One in six HSE posts is administrative, reports finds
There are too many senior managers in the HSE and significant anomalies in their deployment, writes Martin Wall, Industry Correspondent
ABOUT 16 per cent of the 110,000 posts in the Health Service Executive (HSE) are considered to be administrative grades.
This figure and the significant rise over recent years in the number of staff designated at grade eight levels - the lowest rung of the senior management ranks - has led to frequent charges by the Opposition that the HSE is a "bloated bureaucracy".
The new administrative staff assessment programme commissioned by the HSE finds that the number of clerical, administrative and managerial personnel is not out of line with similar health service organisations in Northern Ireland, Scotland and Wales.
However, it warns that there are too many senior managers and there are significant variances and anomalies in how these are deployed around the State.
The assessment programme also says there is a "lack of consistency in the evaluation, creation and population of managerial positions within the HSE".
In the local health office for west Cork, which serves a population of 53,565, there are 84 administrative personnel, while in Dublin southwest, which has a catchment population of 147,000, there are 74 administrative staff.
The assessment programme maintains its initial review "indicates that there has not been an effective and coherent multidisciplinary national manpower planning system within the health service".
Senior HSE sources argue that many of the problems identified in the assessments were legacy issues that existed from before the establishment of the centralised health authority and it is now moving to deal with the issues.
On foot of the assessment programme - carried out by both an external consultancy firm, Empower Solutions, and internally by HSE management - the organisation has set out a number of steps to be taken. These include an early retirement programme, which would target up to 1,000 posts; an analysis of staffing in the former health board headquarters; and an independent assessment of current and proposed senior management positions.
The most controversial of the proposals is the early retirement scheme, which the assessment report says the HSE has been seeking in contacts with the Departments of Health and Finance for the last nine months.
Minister for Health Mary Harney has already publicly accepted that a redundancy programme may be needed, although highly placed sources have said the Department of Health is baulking at the scale of the proposed scheme.
The HSE has sought a two-part retirement scheme that would initially target 200 senior management posts (at grade eight or above), to be followed by a second wave of 800 redundancies at lower-level grades.
The HSE is hoping that it will receive Government approval to begin work on the senior management scheme by early June.
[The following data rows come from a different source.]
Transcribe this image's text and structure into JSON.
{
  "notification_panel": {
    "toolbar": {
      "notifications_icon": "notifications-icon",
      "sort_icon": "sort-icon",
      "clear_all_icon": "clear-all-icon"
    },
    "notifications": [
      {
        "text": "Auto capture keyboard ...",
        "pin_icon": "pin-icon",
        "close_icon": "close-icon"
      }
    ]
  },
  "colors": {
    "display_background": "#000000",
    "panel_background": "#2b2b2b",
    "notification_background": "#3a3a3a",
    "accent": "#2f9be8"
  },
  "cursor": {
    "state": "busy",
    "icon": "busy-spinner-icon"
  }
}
However, there have been signals in recent weeks that the Department of Health has problems with the early-retirement programme for the lower-grade administrative staff, whom it would prefer to see redeployed.
One of the reasons the Government shied away from a rationalisation plan when the 11 former health boards were amalgamated into the HSE was that it feared civil servants facing being moved out of Dublin under the decentralisation programme would seek similar arrangements.
Such fears may still exist in the thinking of the two departments.
Regardless of the early retirement plan, the assessment report says that the HSE is to carry out a new evaluation of top-level senior management posts.
"The external analysis states that the HSE had more managers than comparator organisations. The internal analysis found there was a significant variance in management responsibilities in the different directorates. This analysis highlights a lack of consistency in the evaluation, creation and population of management jobs within the HSE."
The report says that every post at local health manager or above needs to be independently assessed. "Where a post is found not to be at the appropriate level, the post-holder can remain on a personalised basis in the position until an appropriate position becomes available. Alternatively the post holder can be referred to mediation for possible exit," the report states.
It also says that an evaluation should get under way in the former health board headquarters to determine if there are people or units whose roles have changed and to assess the potential for redeployment.
"In June 2005, before the health board CEOs departed, all HSE staff were repointed to relevant senior managers in their area.
"However, most of the functions being managed in those locations in 2005 are still being managed there today, despite the creation of corporate structures," the report says.